**** Listed entries ****

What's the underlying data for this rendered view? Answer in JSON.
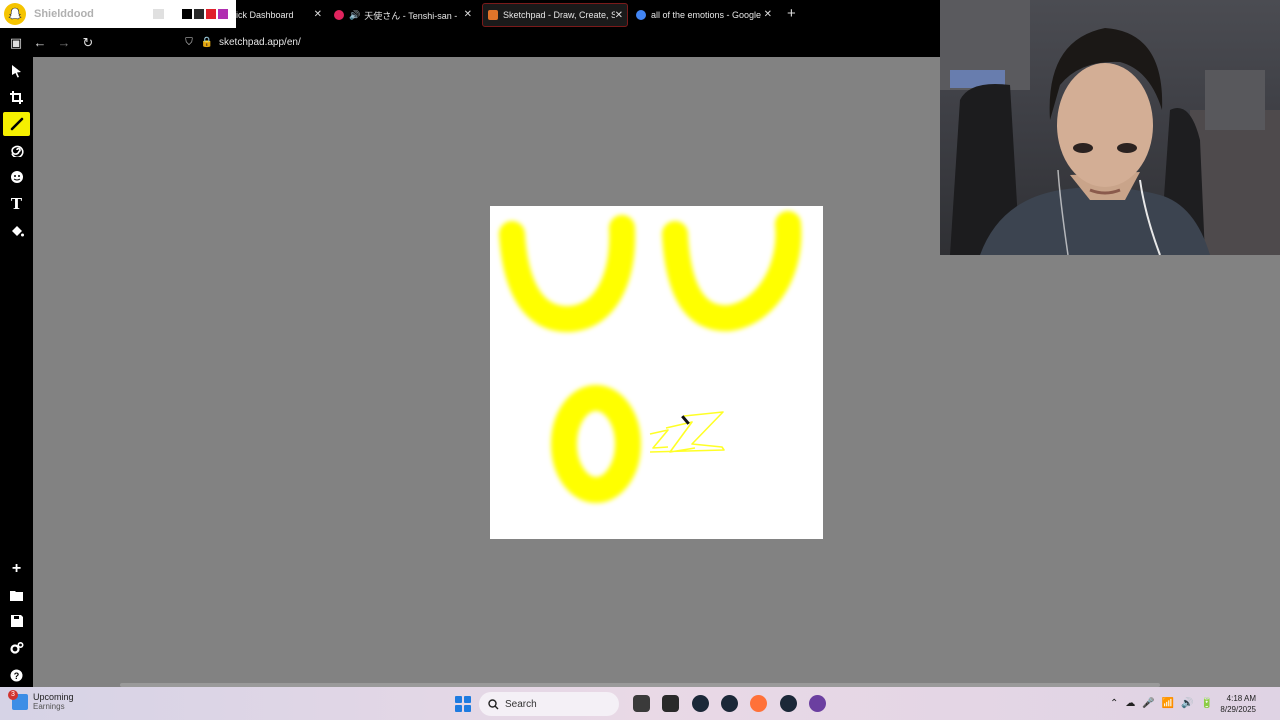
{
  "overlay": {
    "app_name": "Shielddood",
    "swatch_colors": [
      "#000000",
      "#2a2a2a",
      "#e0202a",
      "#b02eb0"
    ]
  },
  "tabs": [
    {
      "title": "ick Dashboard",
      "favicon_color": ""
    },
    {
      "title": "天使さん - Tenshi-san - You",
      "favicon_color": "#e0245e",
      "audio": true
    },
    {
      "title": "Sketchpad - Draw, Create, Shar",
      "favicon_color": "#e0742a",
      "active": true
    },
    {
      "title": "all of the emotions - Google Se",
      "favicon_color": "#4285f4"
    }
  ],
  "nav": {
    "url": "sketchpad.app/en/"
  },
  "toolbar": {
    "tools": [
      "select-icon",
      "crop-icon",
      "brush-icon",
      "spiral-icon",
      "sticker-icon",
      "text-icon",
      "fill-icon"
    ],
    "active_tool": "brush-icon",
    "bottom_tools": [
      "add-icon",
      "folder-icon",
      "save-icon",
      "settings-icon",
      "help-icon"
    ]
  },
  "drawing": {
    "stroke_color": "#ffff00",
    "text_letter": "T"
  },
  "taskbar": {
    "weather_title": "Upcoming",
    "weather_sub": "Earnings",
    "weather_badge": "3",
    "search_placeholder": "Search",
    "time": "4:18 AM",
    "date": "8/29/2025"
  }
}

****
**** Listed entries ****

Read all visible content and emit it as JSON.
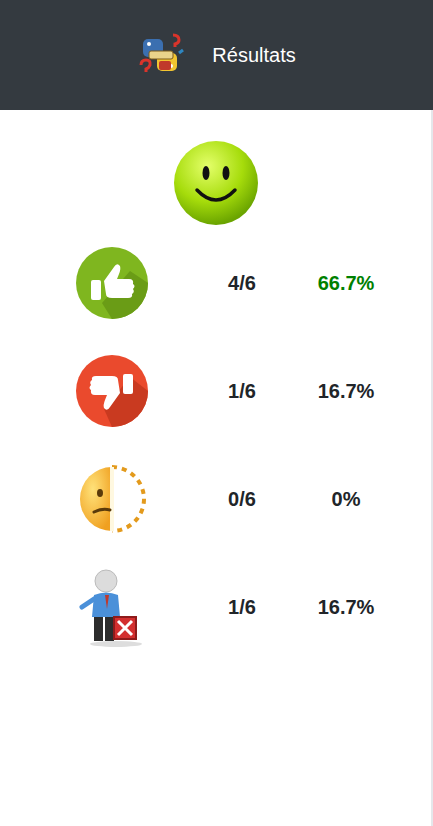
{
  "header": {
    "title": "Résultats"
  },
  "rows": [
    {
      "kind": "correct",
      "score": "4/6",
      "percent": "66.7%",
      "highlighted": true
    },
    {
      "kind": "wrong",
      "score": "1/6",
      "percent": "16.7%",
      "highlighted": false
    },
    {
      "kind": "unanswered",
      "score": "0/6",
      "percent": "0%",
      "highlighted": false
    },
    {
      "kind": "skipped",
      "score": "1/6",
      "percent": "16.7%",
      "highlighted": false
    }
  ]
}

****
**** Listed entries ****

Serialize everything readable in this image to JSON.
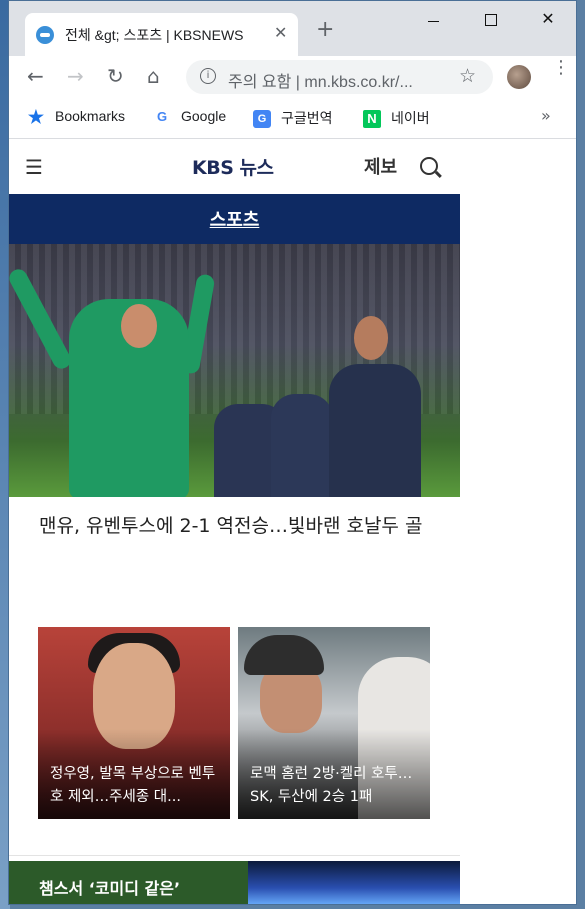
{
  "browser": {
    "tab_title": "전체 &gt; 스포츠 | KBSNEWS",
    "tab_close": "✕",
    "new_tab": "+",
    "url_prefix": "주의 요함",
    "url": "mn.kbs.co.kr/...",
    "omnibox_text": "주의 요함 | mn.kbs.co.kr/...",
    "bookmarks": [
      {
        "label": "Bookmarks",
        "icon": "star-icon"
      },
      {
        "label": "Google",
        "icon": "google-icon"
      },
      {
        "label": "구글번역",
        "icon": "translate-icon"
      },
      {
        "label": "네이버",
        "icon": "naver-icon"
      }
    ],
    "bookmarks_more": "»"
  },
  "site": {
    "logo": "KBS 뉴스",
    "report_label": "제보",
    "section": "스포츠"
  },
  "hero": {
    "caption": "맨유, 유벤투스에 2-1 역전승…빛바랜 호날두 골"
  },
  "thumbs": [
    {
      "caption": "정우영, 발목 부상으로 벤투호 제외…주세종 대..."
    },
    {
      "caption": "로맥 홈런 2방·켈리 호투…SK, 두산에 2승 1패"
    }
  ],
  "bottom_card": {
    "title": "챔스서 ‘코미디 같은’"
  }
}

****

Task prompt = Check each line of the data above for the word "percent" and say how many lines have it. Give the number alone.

Task answer = 4